Goal of the exercise: Make an exact copy of the entries below with the pictures removed.

Website and app data records:
..........

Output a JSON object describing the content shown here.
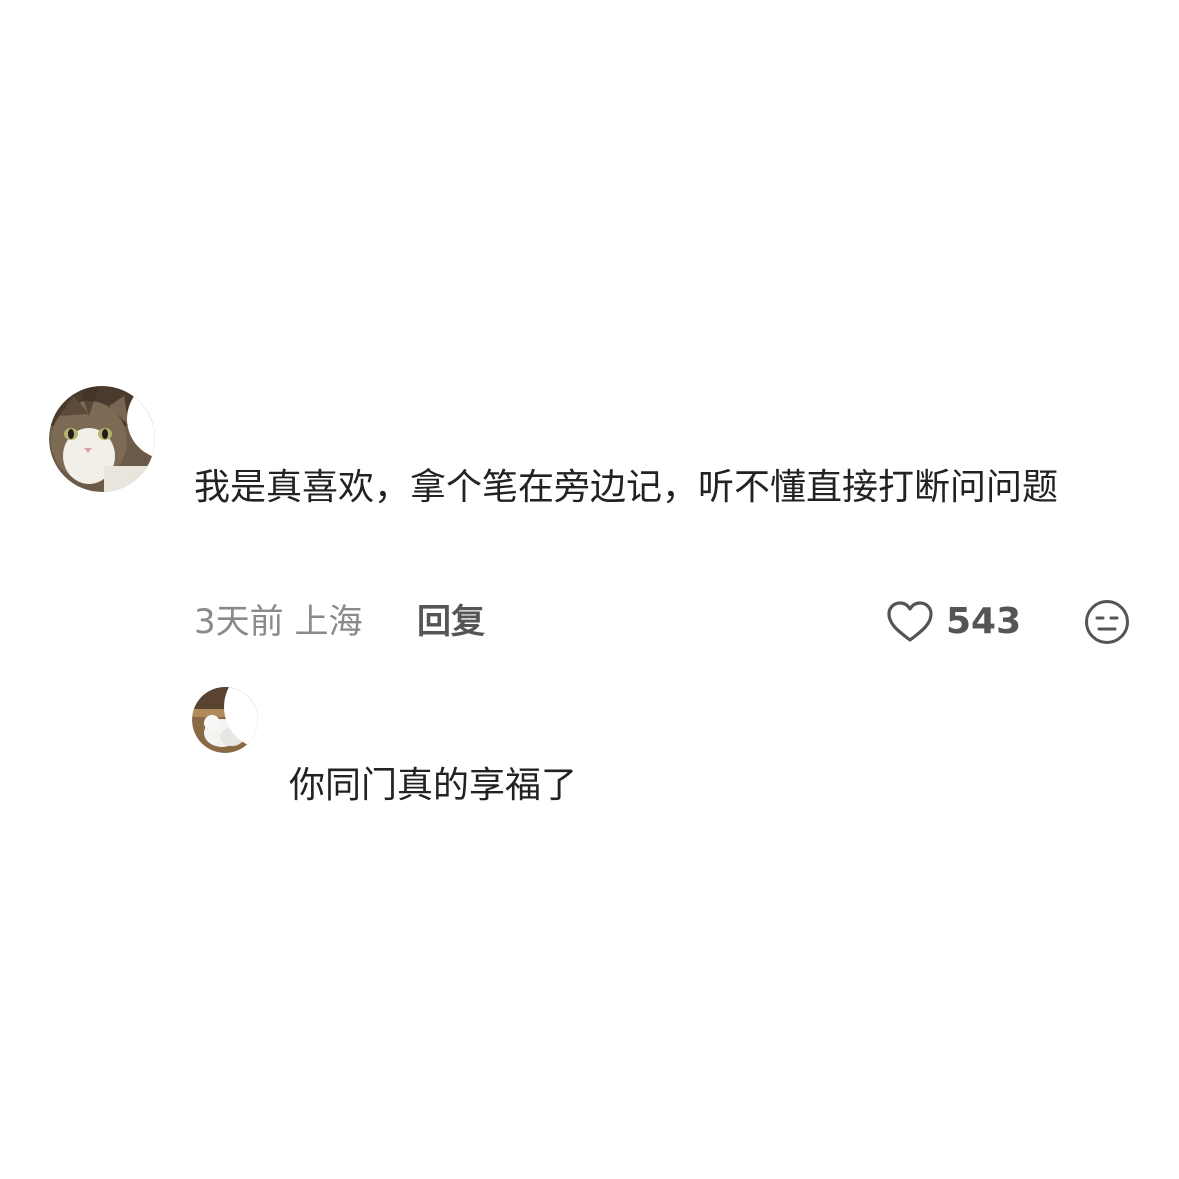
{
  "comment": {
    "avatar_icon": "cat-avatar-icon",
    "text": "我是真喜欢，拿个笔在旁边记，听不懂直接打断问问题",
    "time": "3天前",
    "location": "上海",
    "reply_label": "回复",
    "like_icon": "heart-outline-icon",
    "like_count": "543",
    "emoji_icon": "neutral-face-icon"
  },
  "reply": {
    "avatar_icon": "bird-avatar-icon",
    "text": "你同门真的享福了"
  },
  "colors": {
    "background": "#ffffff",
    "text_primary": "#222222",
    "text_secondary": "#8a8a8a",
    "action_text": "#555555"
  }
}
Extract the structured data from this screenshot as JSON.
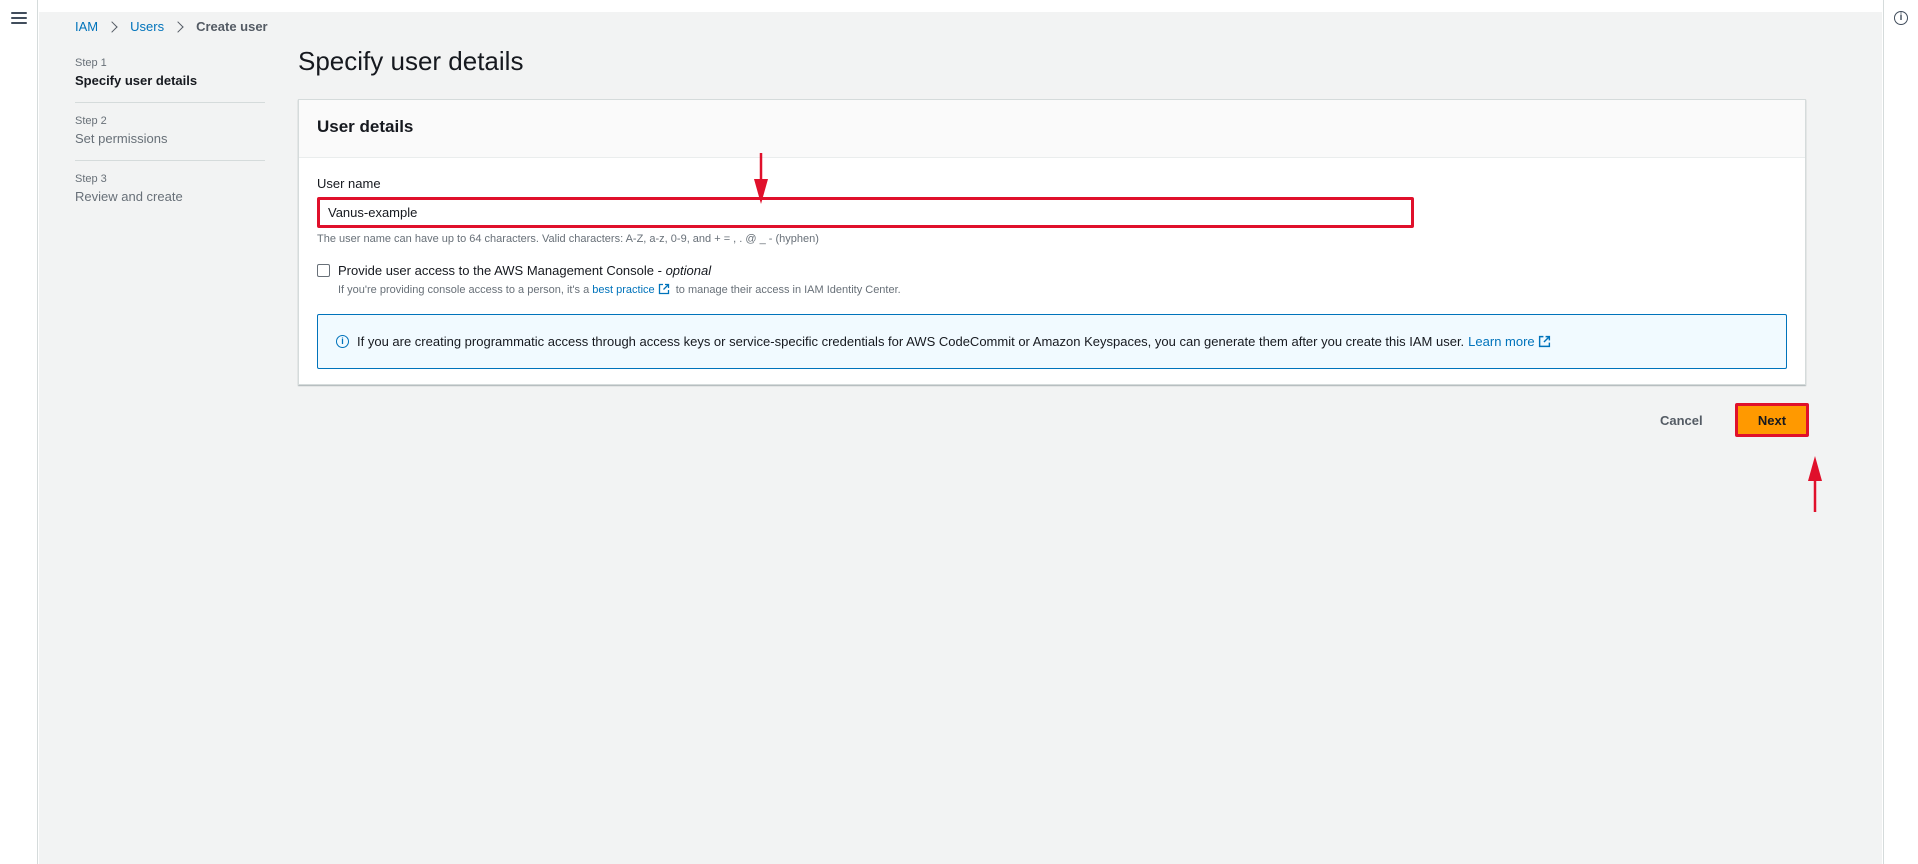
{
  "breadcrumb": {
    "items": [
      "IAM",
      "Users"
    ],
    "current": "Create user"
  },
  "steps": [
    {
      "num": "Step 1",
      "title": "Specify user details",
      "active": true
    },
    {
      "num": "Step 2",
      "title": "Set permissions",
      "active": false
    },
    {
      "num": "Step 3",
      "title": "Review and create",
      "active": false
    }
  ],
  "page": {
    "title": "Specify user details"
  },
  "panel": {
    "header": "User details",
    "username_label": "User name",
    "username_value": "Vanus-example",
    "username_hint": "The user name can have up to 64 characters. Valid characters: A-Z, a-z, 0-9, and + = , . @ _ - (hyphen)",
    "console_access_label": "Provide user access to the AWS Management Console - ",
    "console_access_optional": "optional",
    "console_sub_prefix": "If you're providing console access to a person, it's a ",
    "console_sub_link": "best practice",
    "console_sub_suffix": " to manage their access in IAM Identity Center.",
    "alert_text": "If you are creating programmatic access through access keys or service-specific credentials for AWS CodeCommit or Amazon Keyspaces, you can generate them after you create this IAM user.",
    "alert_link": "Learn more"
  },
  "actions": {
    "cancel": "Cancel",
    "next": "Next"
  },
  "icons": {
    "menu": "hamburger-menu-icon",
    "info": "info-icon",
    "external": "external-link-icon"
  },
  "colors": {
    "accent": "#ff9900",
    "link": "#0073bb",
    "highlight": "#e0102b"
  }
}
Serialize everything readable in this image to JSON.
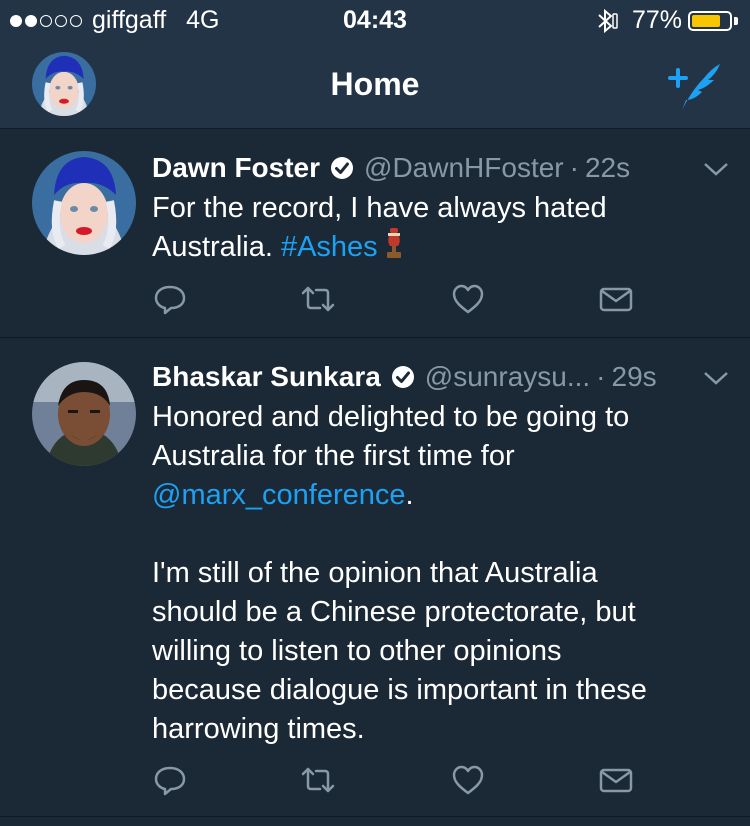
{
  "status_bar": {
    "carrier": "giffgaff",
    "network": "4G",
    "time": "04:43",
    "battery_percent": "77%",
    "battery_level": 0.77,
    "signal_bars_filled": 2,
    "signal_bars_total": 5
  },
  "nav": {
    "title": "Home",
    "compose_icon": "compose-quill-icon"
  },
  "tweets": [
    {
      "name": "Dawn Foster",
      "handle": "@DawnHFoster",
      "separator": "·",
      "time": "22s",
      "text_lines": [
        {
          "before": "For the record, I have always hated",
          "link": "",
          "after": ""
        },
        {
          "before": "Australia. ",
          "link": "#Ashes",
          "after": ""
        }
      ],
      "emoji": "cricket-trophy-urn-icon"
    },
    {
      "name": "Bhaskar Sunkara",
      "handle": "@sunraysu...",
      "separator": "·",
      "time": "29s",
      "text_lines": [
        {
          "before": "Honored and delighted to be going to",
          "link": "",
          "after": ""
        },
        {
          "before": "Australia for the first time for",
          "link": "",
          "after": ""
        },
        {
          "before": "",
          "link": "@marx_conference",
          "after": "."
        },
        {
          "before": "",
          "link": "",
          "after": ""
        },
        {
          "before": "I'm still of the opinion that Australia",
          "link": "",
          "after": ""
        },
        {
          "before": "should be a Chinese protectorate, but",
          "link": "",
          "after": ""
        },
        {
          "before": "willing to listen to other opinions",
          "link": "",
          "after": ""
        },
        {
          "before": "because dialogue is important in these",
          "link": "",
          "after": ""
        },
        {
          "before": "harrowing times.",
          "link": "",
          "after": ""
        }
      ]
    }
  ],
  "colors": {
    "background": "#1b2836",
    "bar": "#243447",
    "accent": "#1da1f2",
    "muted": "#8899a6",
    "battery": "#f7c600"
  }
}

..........

Answer to this exercise:
Output a JSON object describing the content shown here.
{
  "comment": {
    "avatar_icon": "cat-avatar-icon",
    "text": "我是真喜欢，拿个笔在旁边记，听不懂直接打断问问题",
    "time": "3天前",
    "location": "上海",
    "reply_label": "回复",
    "like_icon": "heart-outline-icon",
    "like_count": "543",
    "emoji_icon": "neutral-face-icon"
  },
  "reply": {
    "avatar_icon": "bird-avatar-icon",
    "text": "你同门真的享福了"
  },
  "colors": {
    "background": "#ffffff",
    "text_primary": "#222222",
    "text_secondary": "#8a8a8a",
    "action_text": "#555555"
  }
}
Extract the structured data from this screenshot as JSON.
{
  "breadcrumb": {
    "items": [
      "IAM",
      "Users"
    ],
    "current": "Create user"
  },
  "steps": [
    {
      "num": "Step 1",
      "title": "Specify user details",
      "active": true
    },
    {
      "num": "Step 2",
      "title": "Set permissions",
      "active": false
    },
    {
      "num": "Step 3",
      "title": "Review and create",
      "active": false
    }
  ],
  "page": {
    "title": "Specify user details"
  },
  "panel": {
    "header": "User details",
    "username_label": "User name",
    "username_value": "Vanus-example",
    "username_hint": "The user name can have up to 64 characters. Valid characters: A-Z, a-z, 0-9, and + = , . @ _ - (hyphen)",
    "console_access_label": "Provide user access to the AWS Management Console - ",
    "console_access_optional": "optional",
    "console_sub_prefix": "If you're providing console access to a person, it's a ",
    "console_sub_link": "best practice",
    "console_sub_suffix": " to manage their access in IAM Identity Center.",
    "alert_text": "If you are creating programmatic access through access keys or service-specific credentials for AWS CodeCommit or Amazon Keyspaces, you can generate them after you create this IAM user.",
    "alert_link": "Learn more"
  },
  "actions": {
    "cancel": "Cancel",
    "next": "Next"
  },
  "icons": {
    "menu": "hamburger-menu-icon",
    "info": "info-icon",
    "external": "external-link-icon"
  },
  "colors": {
    "accent": "#ff9900",
    "link": "#0073bb",
    "highlight": "#e0102b"
  }
}
Serialize everything readable in this image to JSON.
{
  "status_bar": {
    "carrier": "giffgaff",
    "network": "4G",
    "time": "04:43",
    "battery_percent": "77%",
    "battery_level": 0.77,
    "signal_bars_filled": 2,
    "signal_bars_total": 5
  },
  "nav": {
    "title": "Home",
    "compose_icon": "compose-quill-icon"
  },
  "tweets": [
    {
      "name": "Dawn Foster",
      "handle": "@DawnHFoster",
      "separator": "·",
      "time": "22s",
      "text_lines": [
        {
          "before": "For the record, I have always hated",
          "link": "",
          "after": ""
        },
        {
          "before": "Australia. ",
          "link": "#Ashes",
          "after": ""
        }
      ],
      "emoji": "cricket-trophy-urn-icon"
    },
    {
      "name": "Bhaskar Sunkara",
      "handle": "@sunraysu...",
      "separator": "·",
      "time": "29s",
      "text_lines": [
        {
          "before": "Honored and delighted to be going to",
          "link": "",
          "after": ""
        },
        {
          "before": "Australia for the first time for",
          "link": "",
          "after": ""
        },
        {
          "before": "",
          "link": "@marx_conference",
          "after": "."
        },
        {
          "before": "",
          "link": "",
          "after": ""
        },
        {
          "before": "I'm still of the opinion that Australia",
          "link": "",
          "after": ""
        },
        {
          "before": "should be a Chinese protectorate, but",
          "link": "",
          "after": ""
        },
        {
          "before": "willing to listen to other opinions",
          "link": "",
          "after": ""
        },
        {
          "before": "because dialogue is important in these",
          "link": "",
          "after": ""
        },
        {
          "before": "harrowing times.",
          "link": "",
          "after": ""
        }
      ]
    }
  ],
  "colors": {
    "background": "#1b2836",
    "bar": "#243447",
    "accent": "#1da1f2",
    "muted": "#8899a6",
    "battery": "#f7c600"
  }
}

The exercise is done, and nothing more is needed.